▶ [What is required]:
Search the data for the string "glyph", and report each line where it is found.

(Data about app and page elements)
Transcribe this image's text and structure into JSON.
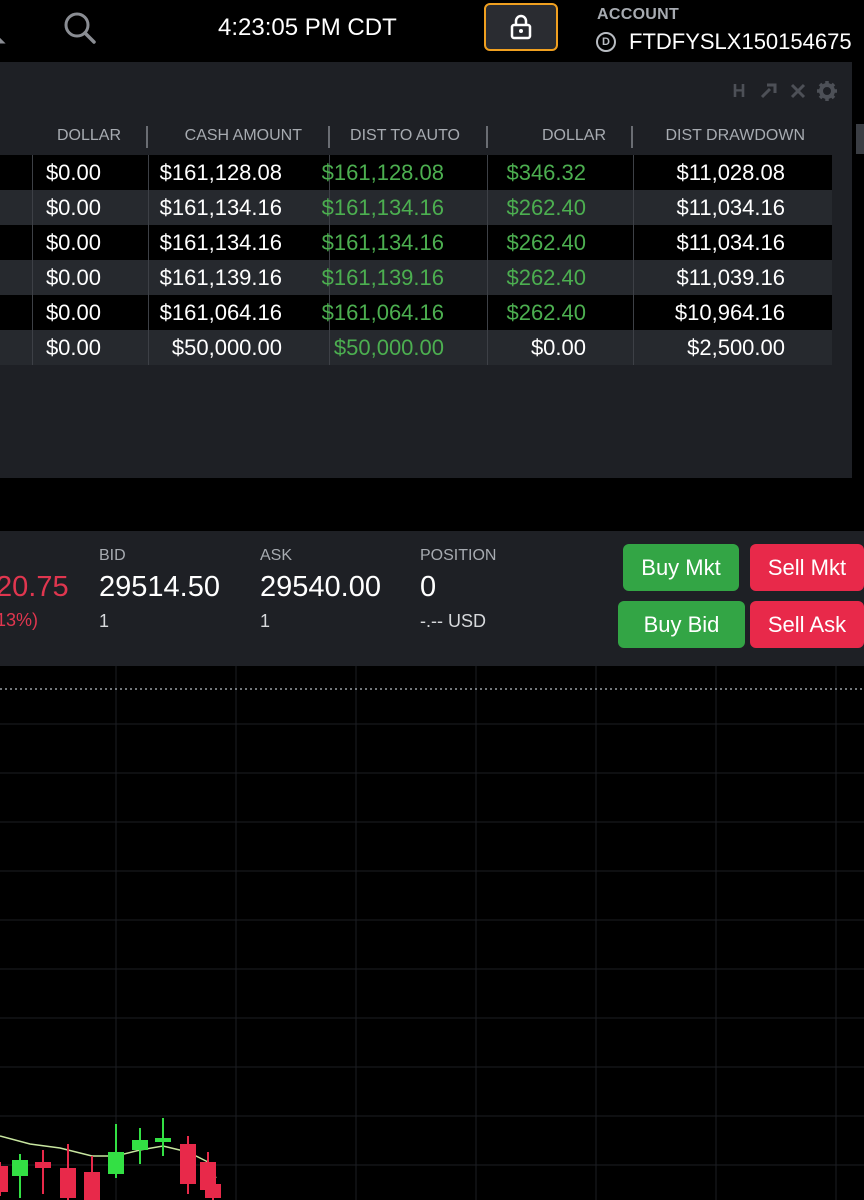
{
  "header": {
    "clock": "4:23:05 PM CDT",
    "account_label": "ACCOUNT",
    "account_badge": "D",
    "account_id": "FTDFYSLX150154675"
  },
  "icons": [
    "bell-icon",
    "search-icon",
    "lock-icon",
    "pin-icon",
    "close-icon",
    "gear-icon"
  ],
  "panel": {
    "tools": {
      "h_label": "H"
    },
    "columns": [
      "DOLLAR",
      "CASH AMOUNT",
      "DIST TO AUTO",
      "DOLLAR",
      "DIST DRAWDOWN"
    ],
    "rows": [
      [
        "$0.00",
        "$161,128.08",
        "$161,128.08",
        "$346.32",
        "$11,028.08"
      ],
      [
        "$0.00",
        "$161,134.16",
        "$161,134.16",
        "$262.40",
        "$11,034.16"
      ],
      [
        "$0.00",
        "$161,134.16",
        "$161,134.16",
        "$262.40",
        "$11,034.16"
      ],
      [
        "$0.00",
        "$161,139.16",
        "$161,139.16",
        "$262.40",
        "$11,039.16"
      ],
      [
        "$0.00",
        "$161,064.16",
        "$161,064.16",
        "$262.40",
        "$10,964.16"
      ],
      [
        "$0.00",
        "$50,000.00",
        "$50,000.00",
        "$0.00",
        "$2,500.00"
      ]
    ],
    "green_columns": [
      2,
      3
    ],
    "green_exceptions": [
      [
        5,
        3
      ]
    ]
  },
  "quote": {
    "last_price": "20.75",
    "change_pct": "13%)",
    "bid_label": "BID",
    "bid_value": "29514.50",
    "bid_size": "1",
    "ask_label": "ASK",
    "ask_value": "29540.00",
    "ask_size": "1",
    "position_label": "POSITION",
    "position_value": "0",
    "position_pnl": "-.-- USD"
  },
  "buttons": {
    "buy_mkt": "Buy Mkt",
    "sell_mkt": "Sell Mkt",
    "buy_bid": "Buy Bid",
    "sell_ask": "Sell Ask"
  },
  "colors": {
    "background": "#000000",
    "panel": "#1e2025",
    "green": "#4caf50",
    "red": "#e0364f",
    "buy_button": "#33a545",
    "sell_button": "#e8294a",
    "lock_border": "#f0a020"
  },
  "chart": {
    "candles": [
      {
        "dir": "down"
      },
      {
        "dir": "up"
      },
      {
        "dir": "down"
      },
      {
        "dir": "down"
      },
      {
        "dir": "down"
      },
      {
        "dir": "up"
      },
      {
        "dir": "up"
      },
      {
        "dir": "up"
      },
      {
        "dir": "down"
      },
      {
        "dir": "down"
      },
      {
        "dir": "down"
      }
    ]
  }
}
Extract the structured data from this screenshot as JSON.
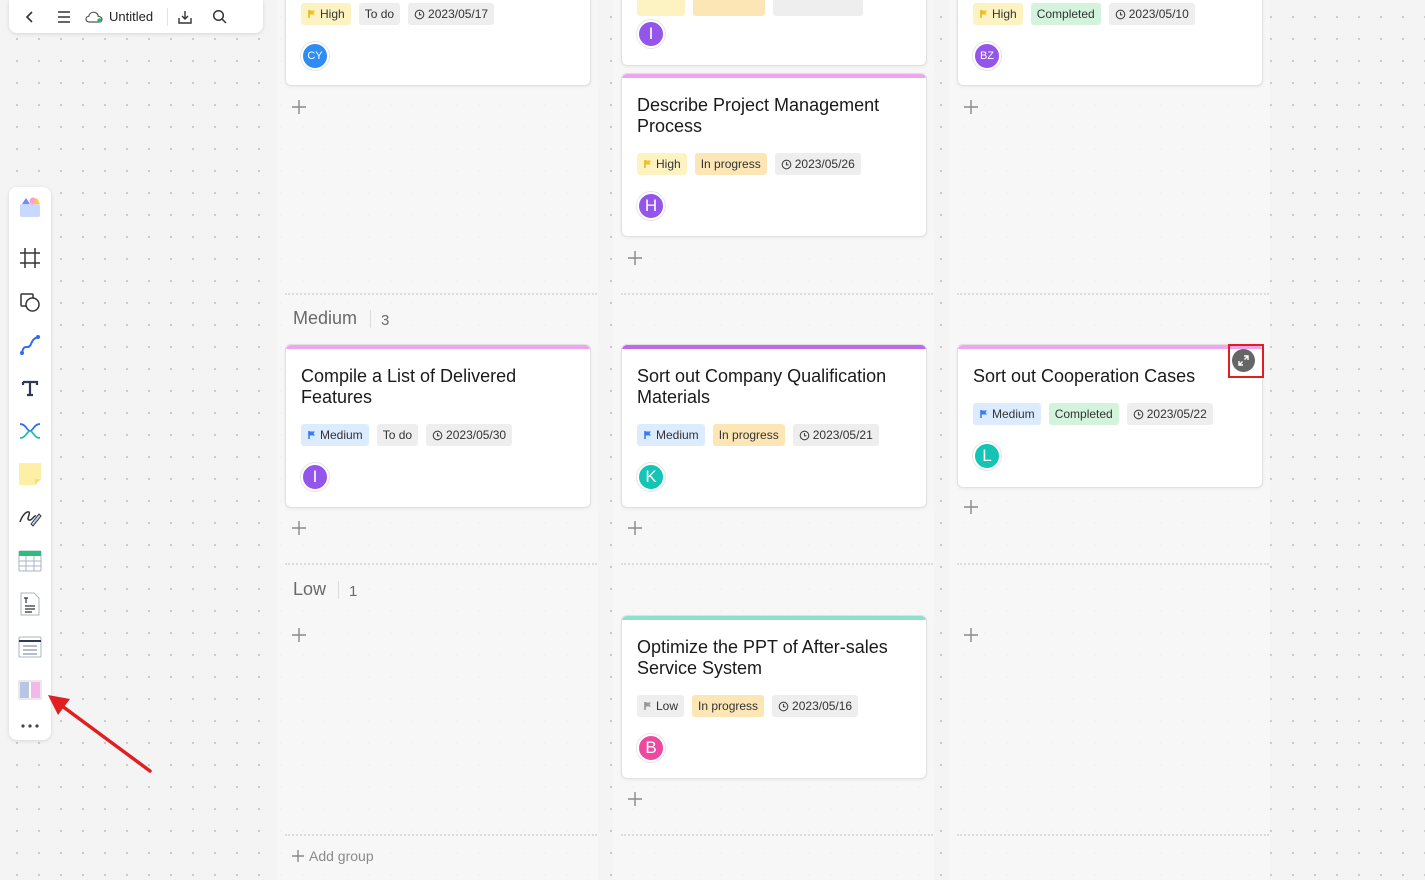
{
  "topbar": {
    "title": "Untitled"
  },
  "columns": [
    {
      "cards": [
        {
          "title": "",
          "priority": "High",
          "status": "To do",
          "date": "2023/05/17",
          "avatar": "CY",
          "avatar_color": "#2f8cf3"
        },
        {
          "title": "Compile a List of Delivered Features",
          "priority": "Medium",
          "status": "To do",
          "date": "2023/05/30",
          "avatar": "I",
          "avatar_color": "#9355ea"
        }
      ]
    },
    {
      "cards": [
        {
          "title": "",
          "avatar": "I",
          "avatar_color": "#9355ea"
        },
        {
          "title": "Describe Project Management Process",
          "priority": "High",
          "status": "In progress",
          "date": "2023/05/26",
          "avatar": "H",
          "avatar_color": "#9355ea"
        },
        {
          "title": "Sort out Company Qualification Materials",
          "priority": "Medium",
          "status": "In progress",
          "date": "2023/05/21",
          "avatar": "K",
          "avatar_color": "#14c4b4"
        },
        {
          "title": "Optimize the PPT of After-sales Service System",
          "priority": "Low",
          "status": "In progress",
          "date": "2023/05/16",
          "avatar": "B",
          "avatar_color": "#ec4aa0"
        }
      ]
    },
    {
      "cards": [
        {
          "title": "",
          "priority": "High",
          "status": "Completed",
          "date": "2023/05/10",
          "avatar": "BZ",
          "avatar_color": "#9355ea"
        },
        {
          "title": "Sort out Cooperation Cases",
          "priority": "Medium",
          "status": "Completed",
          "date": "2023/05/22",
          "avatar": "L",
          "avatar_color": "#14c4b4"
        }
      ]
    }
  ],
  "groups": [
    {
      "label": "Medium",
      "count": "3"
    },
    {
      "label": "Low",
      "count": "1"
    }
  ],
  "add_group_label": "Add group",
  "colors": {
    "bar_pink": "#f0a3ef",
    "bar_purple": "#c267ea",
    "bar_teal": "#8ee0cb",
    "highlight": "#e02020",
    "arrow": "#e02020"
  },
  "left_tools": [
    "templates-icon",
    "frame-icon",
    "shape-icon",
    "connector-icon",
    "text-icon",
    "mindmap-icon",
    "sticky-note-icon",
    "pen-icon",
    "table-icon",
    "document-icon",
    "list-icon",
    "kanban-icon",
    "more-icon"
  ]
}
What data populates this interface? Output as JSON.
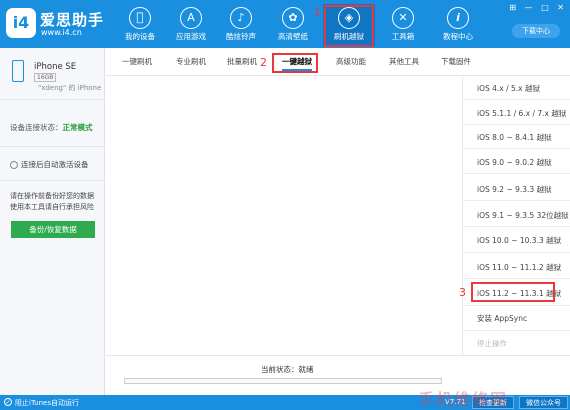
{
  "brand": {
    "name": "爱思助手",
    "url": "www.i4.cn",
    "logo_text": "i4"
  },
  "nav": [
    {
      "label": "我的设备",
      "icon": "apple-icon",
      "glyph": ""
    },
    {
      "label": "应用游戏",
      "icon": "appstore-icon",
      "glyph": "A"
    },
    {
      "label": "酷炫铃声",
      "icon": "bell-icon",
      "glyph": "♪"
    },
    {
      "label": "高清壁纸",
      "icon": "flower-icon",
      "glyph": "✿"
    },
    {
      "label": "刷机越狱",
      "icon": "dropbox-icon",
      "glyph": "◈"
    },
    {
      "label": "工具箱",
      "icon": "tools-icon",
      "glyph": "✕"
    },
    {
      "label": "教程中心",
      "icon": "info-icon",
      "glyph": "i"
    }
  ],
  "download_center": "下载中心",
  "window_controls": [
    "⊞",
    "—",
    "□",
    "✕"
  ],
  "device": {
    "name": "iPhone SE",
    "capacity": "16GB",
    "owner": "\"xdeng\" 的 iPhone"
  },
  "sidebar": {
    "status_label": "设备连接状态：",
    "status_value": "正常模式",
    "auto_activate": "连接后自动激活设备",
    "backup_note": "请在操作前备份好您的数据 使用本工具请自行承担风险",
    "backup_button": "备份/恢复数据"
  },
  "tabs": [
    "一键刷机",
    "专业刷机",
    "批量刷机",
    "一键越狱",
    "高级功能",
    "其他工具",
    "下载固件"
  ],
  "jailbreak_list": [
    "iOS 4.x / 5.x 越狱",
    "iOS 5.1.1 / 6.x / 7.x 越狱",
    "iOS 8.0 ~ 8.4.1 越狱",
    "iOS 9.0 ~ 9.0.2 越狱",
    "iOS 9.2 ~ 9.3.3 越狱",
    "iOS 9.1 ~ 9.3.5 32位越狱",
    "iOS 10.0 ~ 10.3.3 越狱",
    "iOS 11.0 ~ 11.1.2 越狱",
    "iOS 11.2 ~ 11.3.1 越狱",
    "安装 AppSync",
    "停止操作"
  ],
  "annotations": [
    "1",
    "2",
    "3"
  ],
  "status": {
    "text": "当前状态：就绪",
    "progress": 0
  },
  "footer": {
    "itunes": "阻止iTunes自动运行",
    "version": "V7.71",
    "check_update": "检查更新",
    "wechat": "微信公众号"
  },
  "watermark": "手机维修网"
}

▶ [Result for this task]:
      "glyph": ""
      "glyph": "A"
      "glyph": "♪"
      "glyph": "✿"
      "glyph": "◈"
      "glyph": "✕"
      "glyph": "i"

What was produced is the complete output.